_WHAT YOU ARE ASKED TO DO:_ Repeat each entry below exactly, omitting any picture it holds.

_EXERCISE MATERIAL:_
━━━━━━━━━━━━━━━━

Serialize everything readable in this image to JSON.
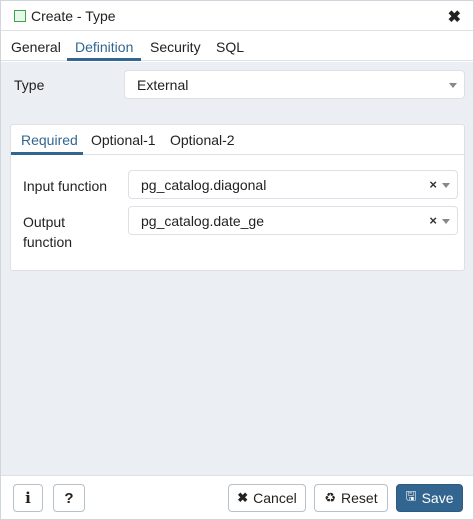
{
  "dialog": {
    "title": "Create - Type",
    "close_icon": "close-icon"
  },
  "tabs": [
    {
      "label": "General"
    },
    {
      "label": "Definition",
      "active": true
    },
    {
      "label": "Security"
    },
    {
      "label": "SQL"
    }
  ],
  "type_field": {
    "label": "Type",
    "value": "External"
  },
  "subtabs": [
    {
      "label": "Required",
      "active": true
    },
    {
      "label": "Optional-1"
    },
    {
      "label": "Optional-2"
    }
  ],
  "input_function": {
    "label": "Input function",
    "value": "pg_catalog.diagonal"
  },
  "output_function": {
    "label_line1": "Output",
    "label_line2": "function",
    "value": "pg_catalog.date_ge"
  },
  "footer": {
    "info_label": "i",
    "help_label": "?",
    "cancel_label": "Cancel",
    "reset_label": "Reset",
    "save_label": "Save"
  },
  "colors": {
    "accent": "#326690",
    "content_bg": "#ebeef3"
  }
}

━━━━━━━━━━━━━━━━

_ANSWER:_
Serialize everything readable in this image to JSON.
{
  "dialog": {
    "title": "Create - Type",
    "close_icon": "close-icon"
  },
  "tabs": [
    {
      "label": "General"
    },
    {
      "label": "Definition",
      "active": true
    },
    {
      "label": "Security"
    },
    {
      "label": "SQL"
    }
  ],
  "type_field": {
    "label": "Type",
    "value": "External"
  },
  "subtabs": [
    {
      "label": "Required",
      "active": true
    },
    {
      "label": "Optional-1"
    },
    {
      "label": "Optional-2"
    }
  ],
  "input_function": {
    "label": "Input function",
    "value": "pg_catalog.diagonal"
  },
  "output_function": {
    "label_line1": "Output",
    "label_line2": "function",
    "value": "pg_catalog.date_ge"
  },
  "footer": {
    "info_label": "i",
    "help_label": "?",
    "cancel_label": "Cancel",
    "reset_label": "Reset",
    "save_label": "Save"
  },
  "colors": {
    "accent": "#326690",
    "content_bg": "#ebeef3"
  }
}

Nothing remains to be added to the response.